**Directions**. Reproduce all of the entries below exactly, without a single change.

Material supplied Start Marker

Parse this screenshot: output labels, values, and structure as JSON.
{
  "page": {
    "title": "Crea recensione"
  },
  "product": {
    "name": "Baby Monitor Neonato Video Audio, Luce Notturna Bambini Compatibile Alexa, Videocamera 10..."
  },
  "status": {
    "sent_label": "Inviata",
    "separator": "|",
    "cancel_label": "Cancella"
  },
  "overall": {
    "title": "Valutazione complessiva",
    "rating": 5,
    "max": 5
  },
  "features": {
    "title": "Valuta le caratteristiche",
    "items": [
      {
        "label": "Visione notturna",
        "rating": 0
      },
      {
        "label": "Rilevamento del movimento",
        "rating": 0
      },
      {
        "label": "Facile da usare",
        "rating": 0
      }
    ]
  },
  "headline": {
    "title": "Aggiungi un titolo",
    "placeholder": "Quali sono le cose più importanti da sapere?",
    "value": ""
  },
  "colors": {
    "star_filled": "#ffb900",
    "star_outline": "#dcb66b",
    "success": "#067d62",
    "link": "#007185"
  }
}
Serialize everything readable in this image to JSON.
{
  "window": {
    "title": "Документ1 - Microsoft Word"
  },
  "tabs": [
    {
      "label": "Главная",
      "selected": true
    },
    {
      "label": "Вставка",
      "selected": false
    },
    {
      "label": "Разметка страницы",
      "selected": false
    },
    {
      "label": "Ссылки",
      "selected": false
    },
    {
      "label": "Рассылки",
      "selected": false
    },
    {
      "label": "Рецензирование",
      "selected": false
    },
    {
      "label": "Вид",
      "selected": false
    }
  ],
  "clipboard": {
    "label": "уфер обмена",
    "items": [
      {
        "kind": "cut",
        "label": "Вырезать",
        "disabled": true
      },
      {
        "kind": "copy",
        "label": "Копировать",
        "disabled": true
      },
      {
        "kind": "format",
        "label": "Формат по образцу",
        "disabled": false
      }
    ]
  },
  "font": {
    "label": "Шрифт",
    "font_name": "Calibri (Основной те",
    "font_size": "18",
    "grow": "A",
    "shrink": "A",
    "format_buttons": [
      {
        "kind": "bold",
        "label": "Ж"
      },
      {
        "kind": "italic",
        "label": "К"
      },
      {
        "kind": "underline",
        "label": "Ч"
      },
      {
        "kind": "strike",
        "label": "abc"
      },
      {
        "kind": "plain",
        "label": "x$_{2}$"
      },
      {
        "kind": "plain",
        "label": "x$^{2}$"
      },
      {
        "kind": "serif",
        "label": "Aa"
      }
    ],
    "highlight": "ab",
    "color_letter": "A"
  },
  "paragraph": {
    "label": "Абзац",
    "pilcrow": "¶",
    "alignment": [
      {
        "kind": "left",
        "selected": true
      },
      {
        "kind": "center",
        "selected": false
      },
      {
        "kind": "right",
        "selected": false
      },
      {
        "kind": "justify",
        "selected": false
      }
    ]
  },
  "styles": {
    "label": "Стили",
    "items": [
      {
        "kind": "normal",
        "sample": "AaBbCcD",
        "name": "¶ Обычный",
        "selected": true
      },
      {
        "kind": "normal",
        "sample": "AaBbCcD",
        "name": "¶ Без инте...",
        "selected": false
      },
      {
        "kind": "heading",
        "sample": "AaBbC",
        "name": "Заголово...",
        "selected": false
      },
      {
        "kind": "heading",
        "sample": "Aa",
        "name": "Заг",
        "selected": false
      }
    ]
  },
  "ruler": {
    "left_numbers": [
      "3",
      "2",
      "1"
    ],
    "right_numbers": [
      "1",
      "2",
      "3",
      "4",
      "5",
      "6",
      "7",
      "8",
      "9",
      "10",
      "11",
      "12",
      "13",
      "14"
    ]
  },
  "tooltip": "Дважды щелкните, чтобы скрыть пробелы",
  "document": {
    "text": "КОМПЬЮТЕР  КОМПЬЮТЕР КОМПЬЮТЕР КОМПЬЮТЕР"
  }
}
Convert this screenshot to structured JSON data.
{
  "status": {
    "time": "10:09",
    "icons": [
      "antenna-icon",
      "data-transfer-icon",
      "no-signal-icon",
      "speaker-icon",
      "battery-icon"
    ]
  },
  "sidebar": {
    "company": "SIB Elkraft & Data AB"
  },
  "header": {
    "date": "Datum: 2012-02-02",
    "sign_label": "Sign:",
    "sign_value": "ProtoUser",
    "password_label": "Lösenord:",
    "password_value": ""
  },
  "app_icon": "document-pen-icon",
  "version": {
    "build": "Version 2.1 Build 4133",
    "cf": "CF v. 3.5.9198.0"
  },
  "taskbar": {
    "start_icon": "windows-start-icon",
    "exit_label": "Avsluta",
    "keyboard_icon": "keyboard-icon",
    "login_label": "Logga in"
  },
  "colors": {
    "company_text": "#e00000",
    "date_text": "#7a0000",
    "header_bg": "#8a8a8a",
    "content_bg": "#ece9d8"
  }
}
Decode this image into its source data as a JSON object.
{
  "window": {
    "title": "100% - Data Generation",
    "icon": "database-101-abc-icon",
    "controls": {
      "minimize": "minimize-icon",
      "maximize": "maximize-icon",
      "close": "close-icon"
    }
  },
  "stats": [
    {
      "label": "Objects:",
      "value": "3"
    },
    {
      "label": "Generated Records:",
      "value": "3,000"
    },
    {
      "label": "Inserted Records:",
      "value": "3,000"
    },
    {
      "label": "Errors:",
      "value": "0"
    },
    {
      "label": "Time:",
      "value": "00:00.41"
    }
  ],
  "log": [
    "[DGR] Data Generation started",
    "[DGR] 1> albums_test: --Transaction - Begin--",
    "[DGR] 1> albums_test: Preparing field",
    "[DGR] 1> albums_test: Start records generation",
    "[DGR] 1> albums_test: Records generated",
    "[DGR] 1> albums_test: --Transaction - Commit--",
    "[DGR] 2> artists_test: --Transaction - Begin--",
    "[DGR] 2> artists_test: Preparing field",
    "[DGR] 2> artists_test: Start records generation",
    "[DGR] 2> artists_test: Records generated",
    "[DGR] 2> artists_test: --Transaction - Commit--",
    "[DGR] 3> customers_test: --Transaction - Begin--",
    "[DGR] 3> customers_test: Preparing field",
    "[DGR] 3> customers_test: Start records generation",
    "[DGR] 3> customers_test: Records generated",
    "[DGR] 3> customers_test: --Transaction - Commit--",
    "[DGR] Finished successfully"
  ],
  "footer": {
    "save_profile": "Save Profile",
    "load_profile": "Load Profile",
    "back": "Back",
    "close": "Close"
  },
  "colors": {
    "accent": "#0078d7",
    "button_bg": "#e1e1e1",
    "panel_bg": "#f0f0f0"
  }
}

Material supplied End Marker

**Solution to the exercise**.
Parse this screenshot: output labels, values, and structure as JSON.
{
  "page": {
    "title": "Crea recensione"
  },
  "product": {
    "name": "Baby Monitor Neonato Video Audio, Luce Notturna Bambini Compatibile Alexa, Videocamera 10..."
  },
  "status": {
    "sent_label": "Inviata",
    "separator": "|",
    "cancel_label": "Cancella"
  },
  "overall": {
    "title": "Valutazione complessiva",
    "rating": 5,
    "max": 5
  },
  "features": {
    "title": "Valuta le caratteristiche",
    "items": [
      {
        "label": "Visione notturna",
        "rating": 0
      },
      {
        "label": "Rilevamento del movimento",
        "rating": 0
      },
      {
        "label": "Facile da usare",
        "rating": 0
      }
    ]
  },
  "headline": {
    "title": "Aggiungi un titolo",
    "placeholder": "Quali sono le cose più importanti da sapere?",
    "value": ""
  },
  "colors": {
    "star_filled": "#ffb900",
    "star_outline": "#dcb66b",
    "success": "#067d62",
    "link": "#007185"
  }
}
Serialize everything readable in this image to JSON.
{
  "window": {
    "title": "Документ1 - Microsoft Word"
  },
  "tabs": [
    {
      "label": "Главная",
      "selected": true
    },
    {
      "label": "Вставка",
      "selected": false
    },
    {
      "label": "Разметка страницы",
      "selected": false
    },
    {
      "label": "Ссылки",
      "selected": false
    },
    {
      "label": "Рассылки",
      "selected": false
    },
    {
      "label": "Рецензирование",
      "selected": false
    },
    {
      "label": "Вид",
      "selected": false
    }
  ],
  "clipboard": {
    "label": "уфер обмена",
    "items": [
      {
        "kind": "cut",
        "label": "Вырезать",
        "disabled": true
      },
      {
        "kind": "copy",
        "label": "Копировать",
        "disabled": true
      },
      {
        "kind": "format",
        "label": "Формат по образцу",
        "disabled": false
      }
    ]
  },
  "font": {
    "label": "Шрифт",
    "font_name": "Calibri (Основной те",
    "font_size": "18",
    "grow": "A",
    "shrink": "A",
    "format_buttons": [
      {
        "kind": "bold",
        "label": "Ж"
      },
      {
        "kind": "italic",
        "label": "К"
      },
      {
        "kind": "underline",
        "label": "Ч"
      },
      {
        "kind": "strike",
        "label": "abc"
      },
      {
        "kind": "plain",
        "label": "x$_{2}$"
      },
      {
        "kind": "plain",
        "label": "x$^{2}$"
      },
      {
        "kind": "serif",
        "label": "Aa"
      }
    ],
    "highlight": "ab",
    "color_letter": "A"
  },
  "paragraph": {
    "label": "Абзац",
    "pilcrow": "¶",
    "alignment": [
      {
        "kind": "left",
        "selected": true
      },
      {
        "kind": "center",
        "selected": false
      },
      {
        "kind": "right",
        "selected": false
      },
      {
        "kind": "justify",
        "selected": false
      }
    ]
  },
  "styles": {
    "label": "Стили",
    "items": [
      {
        "kind": "normal",
        "sample": "AaBbCcD",
        "name": "¶ Обычный",
        "selected": true
      },
      {
        "kind": "normal",
        "sample": "AaBbCcD",
        "name": "¶ Без инте...",
        "selected": false
      },
      {
        "kind": "heading",
        "sample": "AaBbC",
        "name": "Заголово...",
        "selected": false
      },
      {
        "kind": "heading",
        "sample": "Aa",
        "name": "Заг",
        "selected": false
      }
    ]
  },
  "ruler": {
    "left_numbers": [
      "3",
      "2",
      "1"
    ],
    "right_numbers": [
      "1",
      "2",
      "3",
      "4",
      "5",
      "6",
      "7",
      "8",
      "9",
      "10",
      "11",
      "12",
      "13",
      "14"
    ]
  },
  "tooltip": "Дважды щелкните, чтобы скрыть пробелы",
  "document": {
    "text": "КОМПЬЮТЕР  КОМПЬЮТЕР КОМПЬЮТЕР КОМПЬЮТЕР"
  }
}
Convert this screenshot to structured JSON data.
{
  "status": {
    "time": "10:09",
    "icons": [
      "antenna-icon",
      "data-transfer-icon",
      "no-signal-icon",
      "speaker-icon",
      "battery-icon"
    ]
  },
  "sidebar": {
    "company": "SIB Elkraft & Data AB"
  },
  "header": {
    "date": "Datum: 2012-02-02",
    "sign_label": "Sign:",
    "sign_value": "ProtoUser",
    "password_label": "Lösenord:",
    "password_value": ""
  },
  "app_icon": "document-pen-icon",
  "version": {
    "build": "Version 2.1 Build 4133",
    "cf": "CF v. 3.5.9198.0"
  },
  "taskbar": {
    "start_icon": "windows-start-icon",
    "exit_label": "Avsluta",
    "keyboard_icon": "keyboard-icon",
    "login_label": "Logga in"
  },
  "colors": {
    "company_text": "#e00000",
    "date_text": "#7a0000",
    "header_bg": "#8a8a8a",
    "content_bg": "#ece9d8"
  }
}
Decode this image into its source data as a JSON object.
{
  "window": {
    "title": "100% - Data Generation",
    "icon": "database-101-abc-icon",
    "controls": {
      "minimize": "minimize-icon",
      "maximize": "maximize-icon",
      "close": "close-icon"
    }
  },
  "stats": [
    {
      "label": "Objects:",
      "value": "3"
    },
    {
      "label": "Generated Records:",
      "value": "3,000"
    },
    {
      "label": "Inserted Records:",
      "value": "3,000"
    },
    {
      "label": "Errors:",
      "value": "0"
    },
    {
      "label": "Time:",
      "value": "00:00.41"
    }
  ],
  "log": [
    "[DGR] Data Generation started",
    "[DGR] 1> albums_test: --Transaction - Begin--",
    "[DGR] 1> albums_test: Preparing field",
    "[DGR] 1> albums_test: Start records generation",
    "[DGR] 1> albums_test: Records generated",
    "[DGR] 1> albums_test: --Transaction - Commit--",
    "[DGR] 2> artists_test: --Transaction - Begin--",
    "[DGR] 2> artists_test: Preparing field",
    "[DGR] 2> artists_test: Start records generation",
    "[DGR] 2> artists_test: Records generated",
    "[DGR] 2> artists_test: --Transaction - Commit--",
    "[DGR] 3> customers_test: --Transaction - Begin--",
    "[DGR] 3> customers_test: Preparing field",
    "[DGR] 3> customers_test: Start records generation",
    "[DGR] 3> customers_test: Records generated",
    "[DGR] 3> customers_test: --Transaction - Commit--",
    "[DGR] Finished successfully"
  ],
  "footer": {
    "save_profile": "Save Profile",
    "load_profile": "Load Profile",
    "back": "Back",
    "close": "Close"
  },
  "colors": {
    "accent": "#0078d7",
    "button_bg": "#e1e1e1",
    "panel_bg": "#f0f0f0"
  }
}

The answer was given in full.